question.get('answers')  // => [Answer, Answer, Answer, Answer, Answer, Answer]
question.get('answered') // => true
question.get('hot')      // => true

question.get('answers.lastObject').set('accepted', true)

question.get('hot')      // => false
question.get('solved')   // => true


<article {{bind-attr class=":question answered hot solved"}}>
  <div class="excerpt">{{excerpt text}}</div><span class="answers-counter">{{answers.length}}</span>

When it receives 6 answers the html will look like this:

Lorem ipsum dolor sit a...
question.get('answers.firstObject').set("accepted", true);
Lorem ipsum dolor sit a...

And much much more...

  • Extensive use of promises.
  • Properties observers.
  • The Run loop.
  • Isolated components.
  • Testing tools.
  • Ember extension for chrome and firefox.

Bonus points: Ember data

Disclaimer. Still rolling.

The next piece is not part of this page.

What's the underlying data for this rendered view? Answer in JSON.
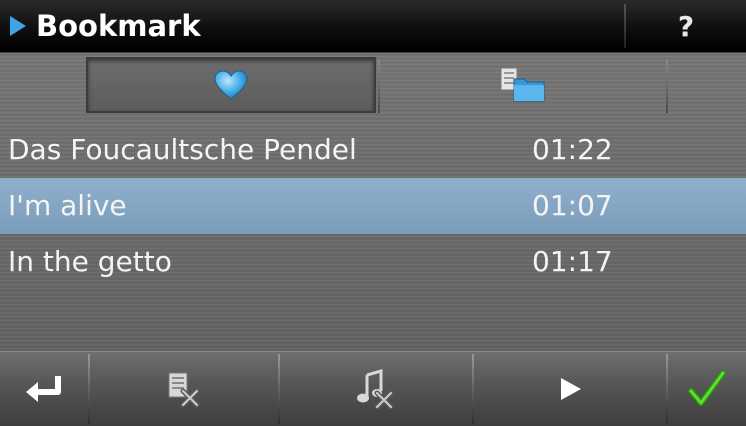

Not stable yet.


Ember's "official" persistence layer.

  • In memory store.
  • Canonical records.
  • Customizable adapters/serializers.
  • Type casting.
  • Rich DSL.
  • Identity map.
  • HasMany/BelongsTo associations.
  • Errors and dirty tracking.
  • Out-of-the-box integration with ActiveModel::Serializers.

Defining your model

App.Team = DS.Model.extend({
  name:      DS.attr('string'),
  birthDate: DS.attr('date'),
  weight:    DS.attr('number'),
  links:     DS.attr(), // Raw data, no casting. p.e. { tw: "http...", fb: "http..." }

  // Relations
  league:    DS.belongsTo('league'),
  matches:   DS.hasMany('match', {async: true});

Query for records

Find all records.


Find a record.

store.find('match', 123);

Filter records.

store.find('match', { played: false });


Create a new record

var match = store.createRecord('match', { stadium: "Camp Now" });

Dirty tracking

match.set('played', true);
match.get('isDirty'); // true


Saving with promises.{
  alert('Match saved!');
	alert('Ups, your match has some errors: ' + errors);


campster Resources to learn more:



Q & A

Why did we choose ember?

Read: Why did we choose it over Angular?


Another day.....